## Exercise objective
Nothing should differ between your answer and the records below.

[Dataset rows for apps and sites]

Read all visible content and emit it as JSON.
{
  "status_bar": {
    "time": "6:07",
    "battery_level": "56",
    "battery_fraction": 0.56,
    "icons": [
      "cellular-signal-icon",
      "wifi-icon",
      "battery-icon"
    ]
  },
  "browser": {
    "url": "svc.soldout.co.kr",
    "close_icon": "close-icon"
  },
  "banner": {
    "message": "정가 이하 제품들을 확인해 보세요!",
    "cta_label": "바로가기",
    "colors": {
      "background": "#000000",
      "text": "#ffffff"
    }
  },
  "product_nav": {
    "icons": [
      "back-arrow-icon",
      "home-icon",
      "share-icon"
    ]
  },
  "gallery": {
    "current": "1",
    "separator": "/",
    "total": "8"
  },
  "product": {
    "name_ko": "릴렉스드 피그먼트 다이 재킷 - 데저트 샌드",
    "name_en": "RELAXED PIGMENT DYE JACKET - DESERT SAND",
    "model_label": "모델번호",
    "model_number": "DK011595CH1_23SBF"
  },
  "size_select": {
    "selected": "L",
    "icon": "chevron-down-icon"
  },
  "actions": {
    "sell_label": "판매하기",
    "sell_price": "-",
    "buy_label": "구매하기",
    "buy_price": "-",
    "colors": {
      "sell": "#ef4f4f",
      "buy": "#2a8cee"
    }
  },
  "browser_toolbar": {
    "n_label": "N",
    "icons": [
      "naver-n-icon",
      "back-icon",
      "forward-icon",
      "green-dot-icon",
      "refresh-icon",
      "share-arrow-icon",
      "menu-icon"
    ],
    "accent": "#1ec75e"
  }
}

## Result of this exercise
Read all visible content and emit it as JSON.
{
  "status_bar": {
    "time": "6:07",
    "battery_level": "56",
    "battery_fraction": 0.56,
    "icons": [
      "cellular-signal-icon",
      "wifi-icon",
      "battery-icon"
    ]
  },
  "browser": {
    "url": "svc.soldout.co.kr",
    "close_icon": "close-icon"
  },
  "banner": {
    "message": "정가 이하 제품들을 확인해 보세요!",
    "cta_label": "바로가기",
    "colors": {
      "background": "#000000",
      "text": "#ffffff"
    }
  },
  "product_nav": {
    "icons": [
      "back-arrow-icon",
      "home-icon",
      "share-icon"
    ]
  },
  "gallery": {
    "current": "1",
    "separator": "/",
    "total": "8"
  },
  "product": {
    "name_ko": "릴렉스드 피그먼트 다이 재킷 - 데저트 샌드",
    "name_en": "RELAXED PIGMENT DYE JACKET - DESERT SAND",
    "model_label": "모델번호",
    "model_number": "DK011595CH1_23SBF"
  },
  "size_select": {
    "selected": "L",
    "icon": "chevron-down-icon"
  },
  "actions": {
    "sell_label": "판매하기",
    "sell_price": "-",
    "buy_label": "구매하기",
    "buy_price": "-",
    "colors": {
      "sell": "#ef4f4f",
      "buy": "#2a8cee"
    }
  },
  "browser_toolbar": {
    "n_label": "N",
    "icons": [
      "naver-n-icon",
      "back-icon",
      "forward-icon",
      "green-dot-icon",
      "refresh-icon",
      "share-arrow-icon",
      "menu-icon"
    ],
    "accent": "#1ec75e"
  }
}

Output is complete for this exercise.